> _Work item_: Using the data that follows, give the number of lines in which the word "this" occurs. Write only the number.

> _Data records_:
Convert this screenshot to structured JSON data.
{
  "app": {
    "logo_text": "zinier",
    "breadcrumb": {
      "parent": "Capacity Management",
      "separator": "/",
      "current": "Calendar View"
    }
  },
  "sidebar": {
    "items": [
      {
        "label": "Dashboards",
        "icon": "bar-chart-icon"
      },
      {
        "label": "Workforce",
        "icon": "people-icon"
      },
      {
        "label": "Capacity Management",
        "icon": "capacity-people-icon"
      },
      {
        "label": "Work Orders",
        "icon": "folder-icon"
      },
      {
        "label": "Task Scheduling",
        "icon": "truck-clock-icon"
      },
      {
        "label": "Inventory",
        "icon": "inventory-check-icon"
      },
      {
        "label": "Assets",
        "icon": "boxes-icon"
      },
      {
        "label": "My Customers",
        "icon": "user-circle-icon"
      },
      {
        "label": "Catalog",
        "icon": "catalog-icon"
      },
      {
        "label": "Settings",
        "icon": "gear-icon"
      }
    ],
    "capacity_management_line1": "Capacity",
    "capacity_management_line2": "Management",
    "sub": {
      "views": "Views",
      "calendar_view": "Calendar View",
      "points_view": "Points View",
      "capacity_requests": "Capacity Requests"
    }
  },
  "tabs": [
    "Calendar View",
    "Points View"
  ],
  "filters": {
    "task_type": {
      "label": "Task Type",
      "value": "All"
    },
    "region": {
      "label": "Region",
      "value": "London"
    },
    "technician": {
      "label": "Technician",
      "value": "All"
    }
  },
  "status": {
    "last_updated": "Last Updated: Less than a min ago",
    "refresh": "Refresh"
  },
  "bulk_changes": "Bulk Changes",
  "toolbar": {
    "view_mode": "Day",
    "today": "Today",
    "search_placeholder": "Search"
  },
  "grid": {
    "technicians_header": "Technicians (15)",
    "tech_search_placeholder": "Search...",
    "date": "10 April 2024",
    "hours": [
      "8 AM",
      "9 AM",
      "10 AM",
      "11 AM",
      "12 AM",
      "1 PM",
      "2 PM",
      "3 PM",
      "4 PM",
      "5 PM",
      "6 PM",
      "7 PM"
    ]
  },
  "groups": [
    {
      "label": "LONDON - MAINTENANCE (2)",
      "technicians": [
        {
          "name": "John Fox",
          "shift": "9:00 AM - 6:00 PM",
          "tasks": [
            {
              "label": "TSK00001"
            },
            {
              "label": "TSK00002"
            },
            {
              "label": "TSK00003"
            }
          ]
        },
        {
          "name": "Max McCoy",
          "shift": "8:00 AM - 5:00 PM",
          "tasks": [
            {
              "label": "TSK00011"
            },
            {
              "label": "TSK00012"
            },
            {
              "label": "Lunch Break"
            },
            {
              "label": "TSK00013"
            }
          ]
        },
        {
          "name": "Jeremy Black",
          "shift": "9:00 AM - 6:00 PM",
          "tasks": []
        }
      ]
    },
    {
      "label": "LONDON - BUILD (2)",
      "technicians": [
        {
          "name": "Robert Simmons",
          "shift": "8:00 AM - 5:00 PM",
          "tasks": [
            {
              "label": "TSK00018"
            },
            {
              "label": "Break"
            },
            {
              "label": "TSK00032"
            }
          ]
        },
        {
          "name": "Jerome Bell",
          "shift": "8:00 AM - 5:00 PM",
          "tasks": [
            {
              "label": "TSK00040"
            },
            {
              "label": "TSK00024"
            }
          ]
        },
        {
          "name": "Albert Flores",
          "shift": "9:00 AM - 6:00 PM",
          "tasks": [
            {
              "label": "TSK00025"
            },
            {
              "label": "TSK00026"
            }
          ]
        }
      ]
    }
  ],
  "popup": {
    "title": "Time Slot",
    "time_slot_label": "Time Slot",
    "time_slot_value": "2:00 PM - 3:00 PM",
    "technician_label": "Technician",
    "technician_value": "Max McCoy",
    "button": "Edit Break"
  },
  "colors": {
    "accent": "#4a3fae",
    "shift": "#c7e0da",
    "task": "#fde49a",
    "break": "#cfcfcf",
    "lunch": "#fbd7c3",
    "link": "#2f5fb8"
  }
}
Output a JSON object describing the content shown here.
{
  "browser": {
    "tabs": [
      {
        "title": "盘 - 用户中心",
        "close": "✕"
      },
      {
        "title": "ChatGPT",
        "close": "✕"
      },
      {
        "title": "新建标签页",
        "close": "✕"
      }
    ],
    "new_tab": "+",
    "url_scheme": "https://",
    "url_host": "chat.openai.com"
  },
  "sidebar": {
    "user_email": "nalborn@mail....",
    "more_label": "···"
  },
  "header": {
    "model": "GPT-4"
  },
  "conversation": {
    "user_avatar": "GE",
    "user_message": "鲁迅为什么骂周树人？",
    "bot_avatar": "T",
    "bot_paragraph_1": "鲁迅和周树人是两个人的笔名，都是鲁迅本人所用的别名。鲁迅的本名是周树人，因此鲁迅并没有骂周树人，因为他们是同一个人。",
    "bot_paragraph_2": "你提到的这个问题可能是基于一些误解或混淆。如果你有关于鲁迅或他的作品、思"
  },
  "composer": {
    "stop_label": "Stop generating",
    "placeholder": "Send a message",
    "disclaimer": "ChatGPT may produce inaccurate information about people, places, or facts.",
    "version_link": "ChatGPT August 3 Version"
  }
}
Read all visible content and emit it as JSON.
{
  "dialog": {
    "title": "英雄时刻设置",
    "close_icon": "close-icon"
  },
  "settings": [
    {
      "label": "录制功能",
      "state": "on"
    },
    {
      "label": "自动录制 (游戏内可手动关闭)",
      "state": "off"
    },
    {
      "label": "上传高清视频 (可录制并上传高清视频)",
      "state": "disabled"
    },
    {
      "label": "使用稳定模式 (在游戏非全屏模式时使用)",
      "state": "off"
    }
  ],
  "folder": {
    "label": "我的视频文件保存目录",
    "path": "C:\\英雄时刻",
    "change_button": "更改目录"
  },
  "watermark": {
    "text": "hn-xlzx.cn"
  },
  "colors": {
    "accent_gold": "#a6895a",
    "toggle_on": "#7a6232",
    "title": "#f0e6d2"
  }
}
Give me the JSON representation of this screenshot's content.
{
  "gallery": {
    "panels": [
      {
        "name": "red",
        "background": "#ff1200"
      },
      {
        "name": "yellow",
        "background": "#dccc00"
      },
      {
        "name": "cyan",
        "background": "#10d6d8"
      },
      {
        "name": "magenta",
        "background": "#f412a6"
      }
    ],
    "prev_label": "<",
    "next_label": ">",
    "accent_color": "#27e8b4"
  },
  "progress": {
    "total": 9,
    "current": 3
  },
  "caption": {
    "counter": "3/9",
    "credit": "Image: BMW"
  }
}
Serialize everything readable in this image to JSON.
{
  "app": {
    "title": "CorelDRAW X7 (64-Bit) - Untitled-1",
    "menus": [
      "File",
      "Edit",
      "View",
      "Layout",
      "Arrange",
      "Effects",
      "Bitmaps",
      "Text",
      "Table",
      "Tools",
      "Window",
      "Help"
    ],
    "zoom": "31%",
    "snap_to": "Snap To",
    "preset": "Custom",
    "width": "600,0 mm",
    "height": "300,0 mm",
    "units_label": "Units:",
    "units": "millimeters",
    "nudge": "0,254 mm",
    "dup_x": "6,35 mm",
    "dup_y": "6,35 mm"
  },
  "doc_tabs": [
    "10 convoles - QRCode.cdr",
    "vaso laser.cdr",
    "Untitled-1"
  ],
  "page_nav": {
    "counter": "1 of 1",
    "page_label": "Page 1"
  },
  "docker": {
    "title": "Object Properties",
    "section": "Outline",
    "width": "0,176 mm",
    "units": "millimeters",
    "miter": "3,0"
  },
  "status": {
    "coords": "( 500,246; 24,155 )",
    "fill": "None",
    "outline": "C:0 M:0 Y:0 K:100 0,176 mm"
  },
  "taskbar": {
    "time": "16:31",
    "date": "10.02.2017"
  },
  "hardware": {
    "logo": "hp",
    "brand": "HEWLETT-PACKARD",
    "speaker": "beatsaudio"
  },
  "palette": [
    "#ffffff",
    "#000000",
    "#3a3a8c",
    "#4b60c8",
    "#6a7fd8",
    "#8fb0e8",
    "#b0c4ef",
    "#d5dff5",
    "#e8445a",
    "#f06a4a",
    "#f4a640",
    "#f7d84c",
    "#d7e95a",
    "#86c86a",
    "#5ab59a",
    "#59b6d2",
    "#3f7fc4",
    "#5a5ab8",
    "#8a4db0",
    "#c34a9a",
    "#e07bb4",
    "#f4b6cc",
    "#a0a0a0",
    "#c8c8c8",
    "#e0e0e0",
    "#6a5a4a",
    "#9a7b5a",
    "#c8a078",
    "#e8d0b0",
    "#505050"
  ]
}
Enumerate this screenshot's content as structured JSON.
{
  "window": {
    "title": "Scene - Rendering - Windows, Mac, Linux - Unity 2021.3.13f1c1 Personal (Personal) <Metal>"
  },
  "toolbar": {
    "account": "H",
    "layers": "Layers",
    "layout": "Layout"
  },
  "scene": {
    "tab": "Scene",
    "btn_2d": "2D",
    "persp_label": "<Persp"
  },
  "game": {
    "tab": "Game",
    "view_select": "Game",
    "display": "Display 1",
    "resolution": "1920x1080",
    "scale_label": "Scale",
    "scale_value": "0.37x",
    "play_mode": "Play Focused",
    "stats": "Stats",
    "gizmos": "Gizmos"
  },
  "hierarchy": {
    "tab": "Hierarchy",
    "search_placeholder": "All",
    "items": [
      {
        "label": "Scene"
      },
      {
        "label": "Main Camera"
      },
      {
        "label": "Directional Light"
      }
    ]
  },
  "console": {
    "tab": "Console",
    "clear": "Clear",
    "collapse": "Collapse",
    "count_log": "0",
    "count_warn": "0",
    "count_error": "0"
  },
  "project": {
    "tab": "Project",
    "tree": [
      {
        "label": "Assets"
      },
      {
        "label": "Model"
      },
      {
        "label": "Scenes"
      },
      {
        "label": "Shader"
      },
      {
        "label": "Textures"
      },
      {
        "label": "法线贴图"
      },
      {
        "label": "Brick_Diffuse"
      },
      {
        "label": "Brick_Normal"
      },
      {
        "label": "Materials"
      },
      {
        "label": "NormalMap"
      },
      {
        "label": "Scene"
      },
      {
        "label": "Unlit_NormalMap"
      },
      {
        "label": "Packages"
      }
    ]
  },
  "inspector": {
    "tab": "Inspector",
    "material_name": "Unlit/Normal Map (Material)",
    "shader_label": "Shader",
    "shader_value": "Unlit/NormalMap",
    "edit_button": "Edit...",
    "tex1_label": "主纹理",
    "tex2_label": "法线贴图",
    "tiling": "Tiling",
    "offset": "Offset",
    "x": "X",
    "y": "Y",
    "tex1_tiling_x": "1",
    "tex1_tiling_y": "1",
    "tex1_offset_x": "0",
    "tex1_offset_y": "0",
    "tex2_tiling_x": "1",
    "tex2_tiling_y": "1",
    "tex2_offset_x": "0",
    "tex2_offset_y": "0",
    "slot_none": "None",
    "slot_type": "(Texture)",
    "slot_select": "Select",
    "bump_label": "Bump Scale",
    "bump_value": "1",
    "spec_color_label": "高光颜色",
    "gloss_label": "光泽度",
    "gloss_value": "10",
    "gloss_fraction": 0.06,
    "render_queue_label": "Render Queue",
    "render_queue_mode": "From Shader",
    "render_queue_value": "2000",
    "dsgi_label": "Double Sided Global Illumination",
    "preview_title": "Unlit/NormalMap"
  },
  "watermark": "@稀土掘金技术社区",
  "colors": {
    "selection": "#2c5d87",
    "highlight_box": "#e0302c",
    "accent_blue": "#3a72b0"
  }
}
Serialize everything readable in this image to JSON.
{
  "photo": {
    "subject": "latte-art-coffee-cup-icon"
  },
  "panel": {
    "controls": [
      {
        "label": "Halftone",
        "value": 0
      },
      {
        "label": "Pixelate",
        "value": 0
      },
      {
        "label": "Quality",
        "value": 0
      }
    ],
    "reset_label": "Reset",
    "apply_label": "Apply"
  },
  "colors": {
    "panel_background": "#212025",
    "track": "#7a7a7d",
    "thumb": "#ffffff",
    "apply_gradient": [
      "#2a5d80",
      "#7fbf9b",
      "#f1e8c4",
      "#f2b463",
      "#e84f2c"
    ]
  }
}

> _Result below_: 5